As per a survey conducted by the Korean government, the suicide ratio in the age group of between 9 and 24 is much higher than what it was a decade ago. In 2013, for instance, there were 7.4 suicides per 100,000 youth, compared to 7.8 in 2014.
Back then, deaths resulting from traffic accidents claimed most teenage lives, (9.6 per 100,000 youth). But in recent times, the rate of traffic-related deaths has gone down to 4.4 per 100,000 while the number of people committing suicide has gone up.
The rising number of suicides among the youth has actually been a problem for South Korea for quite some time. Despite measures by the government, more and more Koreans killed themselves from the early '90s until 1998. The trend subsided a bit in the next two years but the suicide rate resumed its upward trend in the 2000s and hasn't slowed down since.
It raises the question: What's so different in South Korea that their youth are so fed up with life? Some common reasons cited are the pressure to do well academically, intense career competition and the general stress of the daily life.
Mind you, South Korea has a well-known obsession with education, and it's a common sight for Korean students to return home late at night after spending their entire day in schools or hagwons (after school tutoring academies). Korea has built its strong economy by focusing on the education sector, but now the obsession has gotten out of hand. This is evident with the findings of another study, which revealed that almost 60 percent of South Korean students experience school-related stress.
Is education the key to success?

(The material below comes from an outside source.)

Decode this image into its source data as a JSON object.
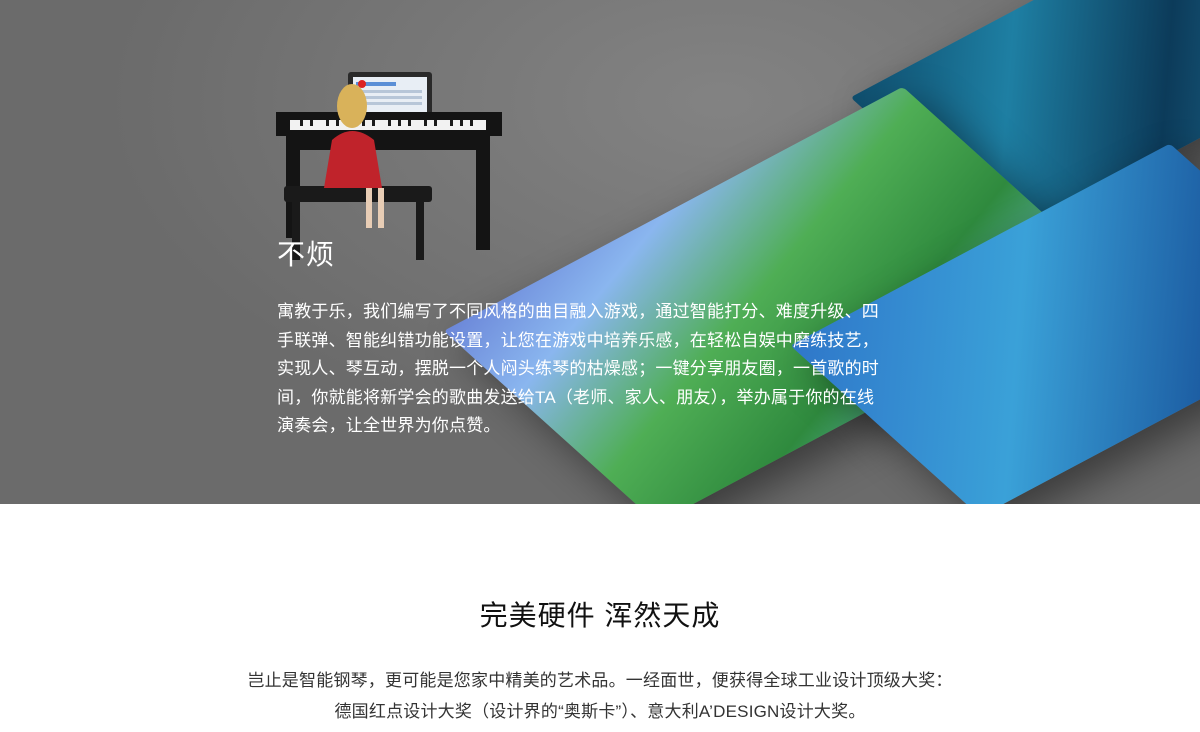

Yes, it is. But when it comes at the price of life itself, perhaps it is time to tone things down a bit.